ditching minimum viable products
Resonated a lot!
Thanks for sharing great insights all the time!
This could have been helpful to read for Jasper. It's an AI startup that hit PMF early by shipping features for AI copywriting fast. Last year, this was a blue ocean - there were hardly any major products for this, little competition. But in the red ocean (very competitive market) of 2023, Jasper struggled. It was building a large-scale product for millions of users on a shaky foundation of lots of technical debt and product problems. With so many competitors, these quality issues stood out, and it was far too hard to compete with lots of free AI tools. Their interface was not high-quality enough, they didn't have a technical edge, and they had too many path dependencies to rethink the product from the ground up. Now they're having to lay off 35%+ of employees and are losing revenue and investors. This story seems like a validating example for ditching MVPs - at least in red oceans!
The only hard rule nowadays is that you need figure out what need you’re solving and what it takes to get there.
I have always believed that an MCE (minimum customer experience) product is much more important than an MVP, especially when introducing a product that has existing competitors. There is so much technology created today that it’s more important that ever to deliver products that delight users, not just meet minimum expectations.
I've always found interesting this paradox between: (on one hand) there are no rules and (on the other hand) an obsession to highlight / find out & follow some playbooks.

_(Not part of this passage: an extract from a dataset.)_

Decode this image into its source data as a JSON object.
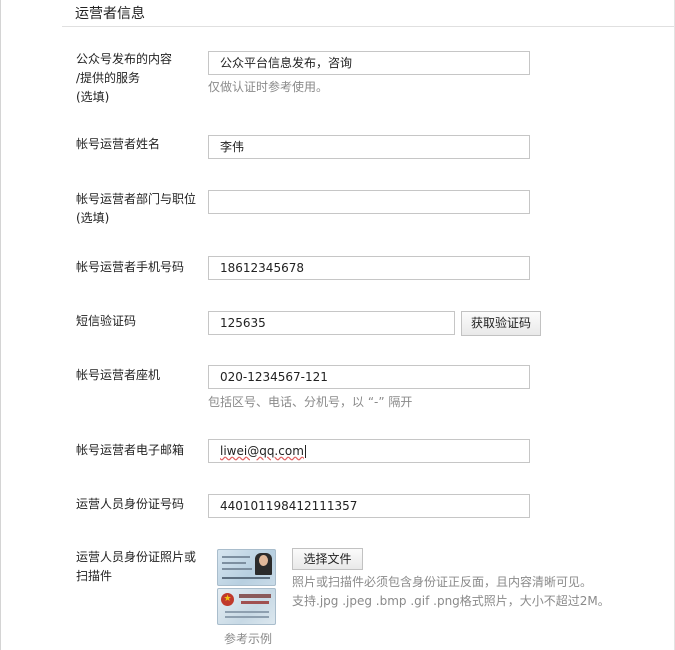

Interesting thoughts, thanks. There's such a variety of products and services which took different paths to success. Long incubation periods aren't necessarily bad is one thing I'm taking from this. Reading this while being an early adopter of Instagram's Threads is interesting. It feels like a MVP because of things we took for granted in Twitter like a Following feed and a browser version accessible on laptops. This will make an interesting case study a few years from now.